On Sunday, July 21, 2019, Pastor Jennifer Smith-Walz preached on the topic “Growing Up in Faith” from the sermon series “Ages and Stages.” Her sermon is based on the scripture reading from 1 Corinthians 13: 8-12.
When has your life been disrupted or thrown off course? When have you fallen or failed, or hit a wall, in a way that you couldn’t keep on living your life the same way that you had been doing before? Maybe it was a time when you knew that you needed to run away quickly from the trouble in which you found yourself. When have you hit rock bottom? Maybe it was a time like Moses, when you were in fear and rage came welling up. Maybe your experience was something like David’s when your whole world came crashing down around you when you felt you had overstepped the bounds. Maybe there was even adultery and getting people in your way out of the way.
Maybe it was more like Job when you suffered a severe loss of everything you held dear. Perhaps it was like that of Peter. Walking on water with Jesus, only to find yourself plunging into the bottom of the sea. Maybe you were thrown to the ground like Paul, who was on a crusade to make the world a better place. Or was it like that of the prodigal son who found himself in a pigpen? Or the older brother doing it right all along yet finding himself staying outside the party? Some have even suffered divorce, bankruptcy, and addiction.

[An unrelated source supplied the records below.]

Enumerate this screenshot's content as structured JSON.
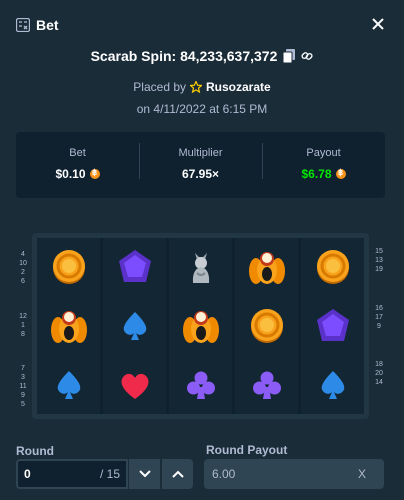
{
  "modal": {
    "title": "Bet"
  },
  "spin": {
    "title": "Scarab Spin: 84,233,637,372"
  },
  "placed": {
    "prefix": "Placed by",
    "user": "Rusozarate",
    "date": "on 4/11/2022 at 6:15 PM"
  },
  "stats": {
    "bet": {
      "label": "Bet",
      "value": "$0.10"
    },
    "multiplier": {
      "label": "Multiplier",
      "value": "67.95×"
    },
    "payout": {
      "label": "Payout",
      "value": "$6.78"
    }
  },
  "paylines": {
    "left_top": [
      "4",
      "10",
      "2",
      "6"
    ],
    "left_mid": [
      "12",
      "1",
      "8"
    ],
    "left_bot": [
      "7",
      "3",
      "11",
      "9",
      "5"
    ],
    "right_top": [
      "15",
      "13",
      "19"
    ],
    "right_mid": [
      "16",
      "17",
      "9"
    ],
    "right_bot": [
      "18",
      "20",
      "14"
    ]
  },
  "reels": [
    [
      "coin",
      "scarab",
      "spade"
    ],
    [
      "gem",
      "spade",
      "heart"
    ],
    [
      "cat",
      "scarab",
      "club"
    ],
    [
      "scarab",
      "coin",
      "club"
    ],
    [
      "coin",
      "gem",
      "spade"
    ]
  ],
  "round": {
    "label": "Round",
    "value": "0",
    "total": "/ 15"
  },
  "round_payout": {
    "label": "Round Payout",
    "value": "6.00",
    "clear": "X"
  },
  "colors": {
    "bg": "#1a2c38",
    "panel": "#0f212e",
    "green": "#00e701",
    "coin": "#f7931a"
  }
}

This idea came from a survey I sent out in May asking for your response. Over half of the respondents expressed concerns for children and grandchildren and longing for intergenerational connection, not just within one age group or another. However, failure is crucial in our life of faith and being a mature Christian. Just like child growth and development, our faith has direction and movement – a trajectory. Life is going to present us with failures all around, no matter how hard we try. I grew up thinking that we were supposed to be perfect, and we could avoid failure and squash imperfections. It turns out we are likely to stay on the path we are already on, even if we are going nowhere. Unless, of course, we have help and encouragement.

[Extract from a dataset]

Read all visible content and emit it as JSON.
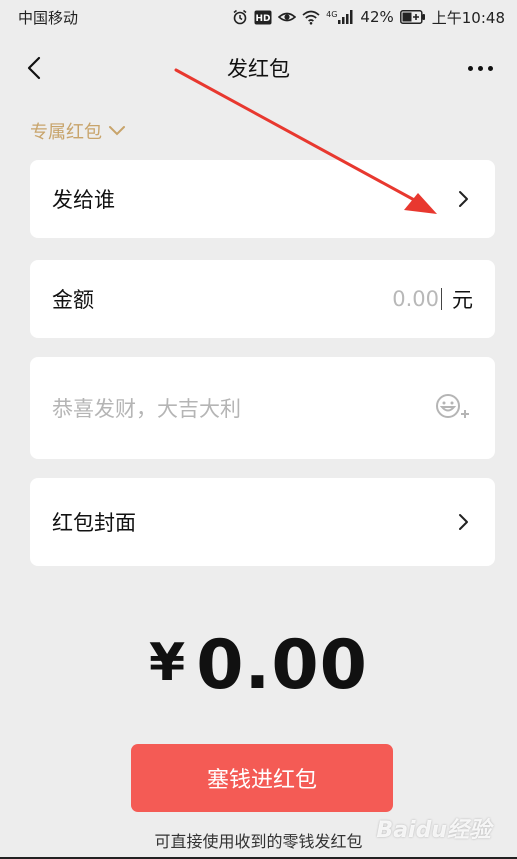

Many philosophers from Carl Jung, to Erik Erickson, to James Fowler, to John Wesley have written about the stages that we go through as human beings seeking a more mature life. But the person I’m going to be most indebted to today is Richard Rohr who stated that the spiritual life explains how we can very quickly get lazy and stuck in our path if we don’t have other people or other experiences that are helping us to move along this path. And Rohr uses an image that is called the ‘Two Halves of Life.’ Both ‘Halves’ are essential, and we cannot skip over the second ‘Half.’ Wherever you are in your faith journey or maturity is excellent. You should celebrate and allow room for growth.

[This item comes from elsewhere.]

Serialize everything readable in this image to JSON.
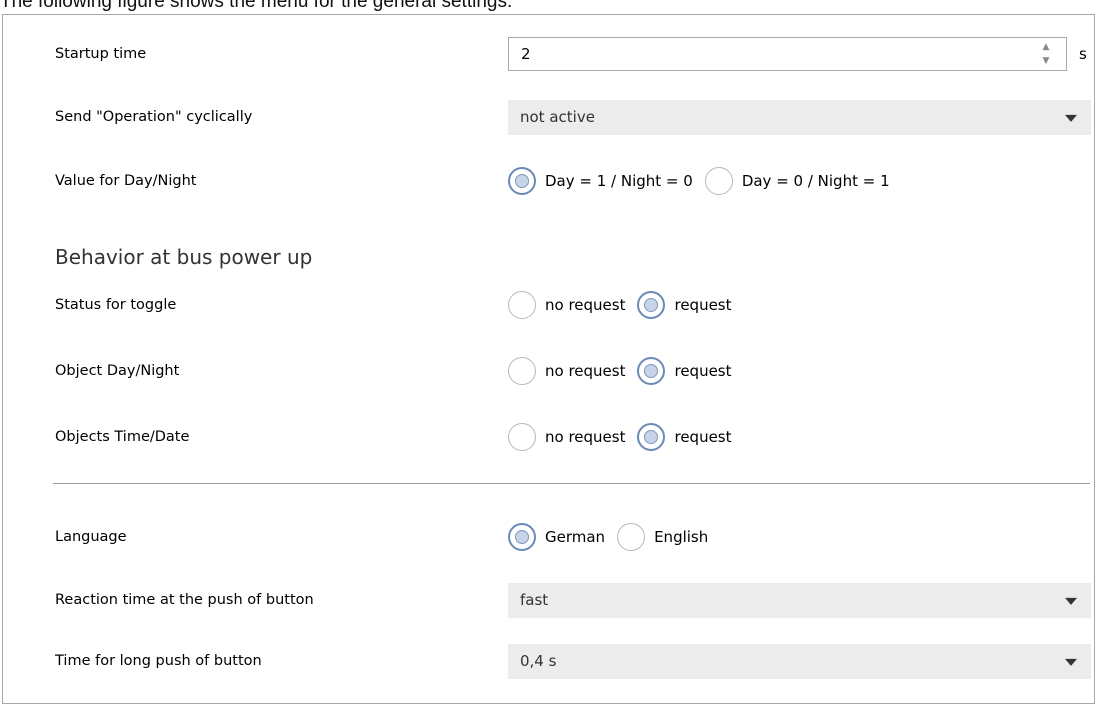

But what happens is that immature leaders rise and immature groups keep our systems moving in these ways. What we need is a group of people, family, church communities, other communities that help us to see ourselves for who we are and help us to see something of who we can become and for this we need people who are further along on their journey than we are. Still, we require experiences of falling and failing as well as that community of people that can help us, when that happens, to see that there is something beyond that. Someone especially who can help us move from that deep dark place?
Paul presents this picture of love that is extraordinary and way beyond any one’s grasp, the kind of love that only God embodies. He is holding up a mirror to us showing us what we look like and opening a window into what God is doing in us and for us, saying “You are a beloved child of God and more.” Can you draw an image of what is your trajectory of faith and life and love? Can you feel God’s love interwoven into all of it even at the very worst time of your life? Then I invite you to name wise men around you, the elders in your life who have to help you see where your life is going to go – where you are being invited by God to go.